Whenever a line below holds the word "status", count it; then give the total and nothing else.

## The input
>>>>

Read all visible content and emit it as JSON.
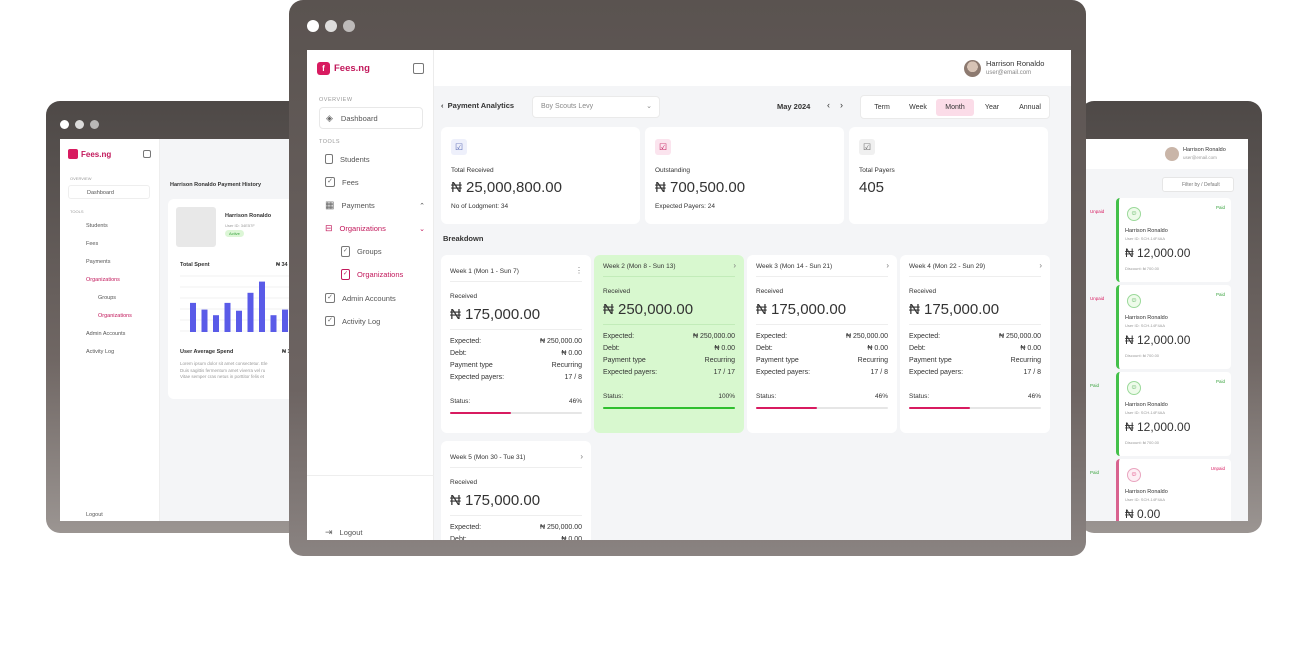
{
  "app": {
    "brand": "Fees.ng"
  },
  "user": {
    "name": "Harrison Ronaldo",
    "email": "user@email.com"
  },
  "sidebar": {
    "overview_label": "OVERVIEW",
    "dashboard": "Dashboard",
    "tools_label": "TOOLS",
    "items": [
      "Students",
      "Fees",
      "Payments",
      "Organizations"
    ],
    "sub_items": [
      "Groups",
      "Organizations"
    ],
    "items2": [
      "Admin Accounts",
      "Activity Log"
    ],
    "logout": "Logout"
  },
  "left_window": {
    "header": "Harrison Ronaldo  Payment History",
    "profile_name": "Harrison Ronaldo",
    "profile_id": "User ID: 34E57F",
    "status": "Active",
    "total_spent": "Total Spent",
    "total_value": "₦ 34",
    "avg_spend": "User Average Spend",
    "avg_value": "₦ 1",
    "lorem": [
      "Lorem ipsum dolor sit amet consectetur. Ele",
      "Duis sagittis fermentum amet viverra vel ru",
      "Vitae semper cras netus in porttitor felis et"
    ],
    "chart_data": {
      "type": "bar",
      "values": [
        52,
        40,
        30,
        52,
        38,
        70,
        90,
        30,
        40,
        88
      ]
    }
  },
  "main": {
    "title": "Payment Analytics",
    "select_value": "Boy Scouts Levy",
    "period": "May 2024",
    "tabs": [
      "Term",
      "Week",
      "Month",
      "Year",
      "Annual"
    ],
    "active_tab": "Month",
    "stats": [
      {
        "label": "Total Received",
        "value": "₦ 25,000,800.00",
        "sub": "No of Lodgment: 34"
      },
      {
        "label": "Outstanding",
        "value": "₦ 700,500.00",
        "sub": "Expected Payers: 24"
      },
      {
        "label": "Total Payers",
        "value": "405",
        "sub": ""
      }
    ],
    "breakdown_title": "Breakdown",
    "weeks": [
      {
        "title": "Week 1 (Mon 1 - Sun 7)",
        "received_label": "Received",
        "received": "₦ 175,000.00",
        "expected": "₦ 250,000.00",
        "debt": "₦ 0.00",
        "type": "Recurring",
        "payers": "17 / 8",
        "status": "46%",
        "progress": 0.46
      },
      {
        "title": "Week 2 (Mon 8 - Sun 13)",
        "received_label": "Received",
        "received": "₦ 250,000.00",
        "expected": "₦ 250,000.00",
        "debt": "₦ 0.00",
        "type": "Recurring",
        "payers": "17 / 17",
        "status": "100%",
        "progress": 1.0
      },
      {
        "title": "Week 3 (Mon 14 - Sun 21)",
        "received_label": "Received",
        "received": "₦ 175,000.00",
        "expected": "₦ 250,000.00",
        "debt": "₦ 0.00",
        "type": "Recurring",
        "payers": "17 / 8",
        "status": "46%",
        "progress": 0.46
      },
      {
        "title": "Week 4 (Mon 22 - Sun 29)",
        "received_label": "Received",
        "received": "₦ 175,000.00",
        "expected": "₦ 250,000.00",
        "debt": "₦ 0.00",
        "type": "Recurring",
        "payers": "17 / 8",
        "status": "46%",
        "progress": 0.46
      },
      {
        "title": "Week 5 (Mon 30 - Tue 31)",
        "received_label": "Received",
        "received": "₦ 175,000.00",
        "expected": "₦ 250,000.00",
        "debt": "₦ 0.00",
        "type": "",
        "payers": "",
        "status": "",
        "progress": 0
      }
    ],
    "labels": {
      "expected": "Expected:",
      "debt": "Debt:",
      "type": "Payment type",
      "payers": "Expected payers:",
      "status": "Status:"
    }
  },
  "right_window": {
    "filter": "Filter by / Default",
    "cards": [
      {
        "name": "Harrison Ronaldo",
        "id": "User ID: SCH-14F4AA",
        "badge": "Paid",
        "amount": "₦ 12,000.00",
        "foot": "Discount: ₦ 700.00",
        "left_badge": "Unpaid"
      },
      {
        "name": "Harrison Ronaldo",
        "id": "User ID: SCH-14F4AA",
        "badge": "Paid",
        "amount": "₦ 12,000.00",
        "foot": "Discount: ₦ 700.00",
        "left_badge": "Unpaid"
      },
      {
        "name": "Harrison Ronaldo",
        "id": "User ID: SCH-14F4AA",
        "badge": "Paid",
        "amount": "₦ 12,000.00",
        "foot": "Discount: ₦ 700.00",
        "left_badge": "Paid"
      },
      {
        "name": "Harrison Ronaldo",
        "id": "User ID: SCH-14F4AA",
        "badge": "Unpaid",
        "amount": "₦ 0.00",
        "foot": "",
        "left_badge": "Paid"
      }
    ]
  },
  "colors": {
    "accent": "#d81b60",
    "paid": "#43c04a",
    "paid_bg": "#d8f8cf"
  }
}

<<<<
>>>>

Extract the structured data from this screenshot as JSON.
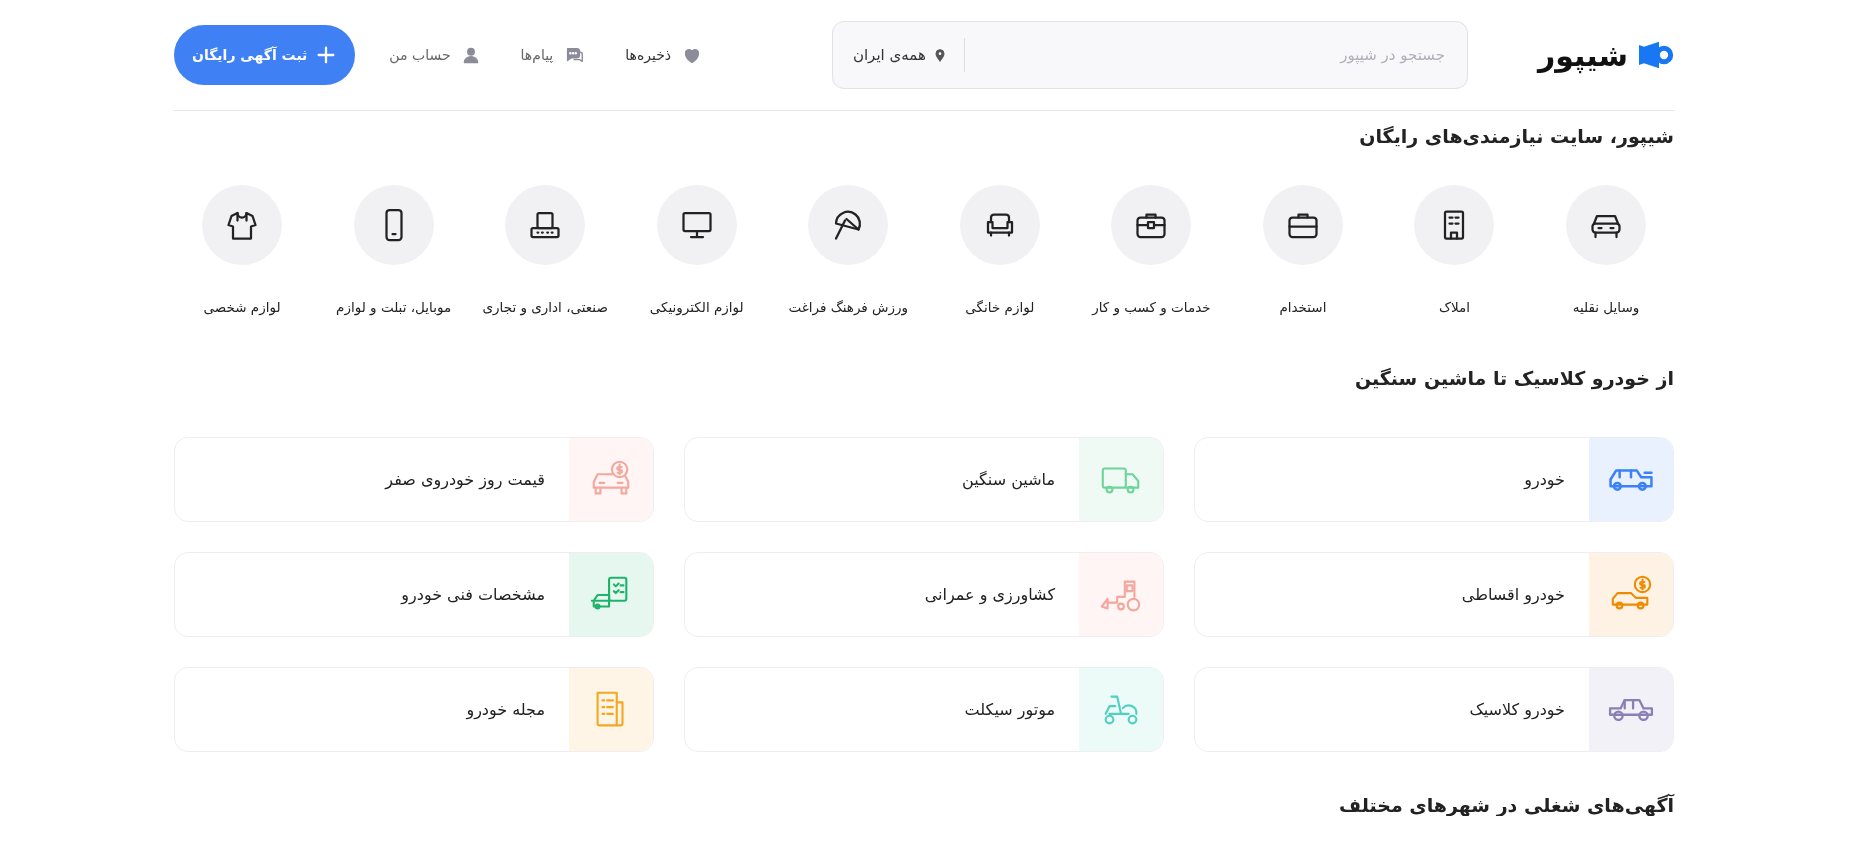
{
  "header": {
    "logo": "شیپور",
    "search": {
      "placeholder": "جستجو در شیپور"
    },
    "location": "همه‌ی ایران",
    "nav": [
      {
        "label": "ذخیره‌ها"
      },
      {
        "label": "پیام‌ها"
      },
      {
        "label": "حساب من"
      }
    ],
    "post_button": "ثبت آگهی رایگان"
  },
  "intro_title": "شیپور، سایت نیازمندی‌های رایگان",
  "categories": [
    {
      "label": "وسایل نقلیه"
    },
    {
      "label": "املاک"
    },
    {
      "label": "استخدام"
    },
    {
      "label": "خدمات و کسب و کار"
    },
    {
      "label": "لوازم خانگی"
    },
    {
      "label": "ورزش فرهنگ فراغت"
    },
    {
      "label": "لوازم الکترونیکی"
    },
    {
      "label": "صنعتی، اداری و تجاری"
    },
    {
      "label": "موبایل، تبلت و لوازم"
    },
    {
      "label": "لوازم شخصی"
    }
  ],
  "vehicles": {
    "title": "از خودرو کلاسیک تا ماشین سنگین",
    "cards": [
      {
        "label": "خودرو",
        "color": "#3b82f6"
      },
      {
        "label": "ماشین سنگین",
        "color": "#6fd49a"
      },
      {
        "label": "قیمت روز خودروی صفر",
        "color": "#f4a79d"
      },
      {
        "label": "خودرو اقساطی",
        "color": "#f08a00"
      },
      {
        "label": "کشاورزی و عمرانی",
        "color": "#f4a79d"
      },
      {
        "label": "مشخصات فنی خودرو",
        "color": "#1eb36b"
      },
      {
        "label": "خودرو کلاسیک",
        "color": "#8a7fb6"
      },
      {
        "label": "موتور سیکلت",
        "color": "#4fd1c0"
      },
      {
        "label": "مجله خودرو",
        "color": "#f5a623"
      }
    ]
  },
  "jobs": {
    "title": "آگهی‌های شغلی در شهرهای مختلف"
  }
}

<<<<

## Output of the task
7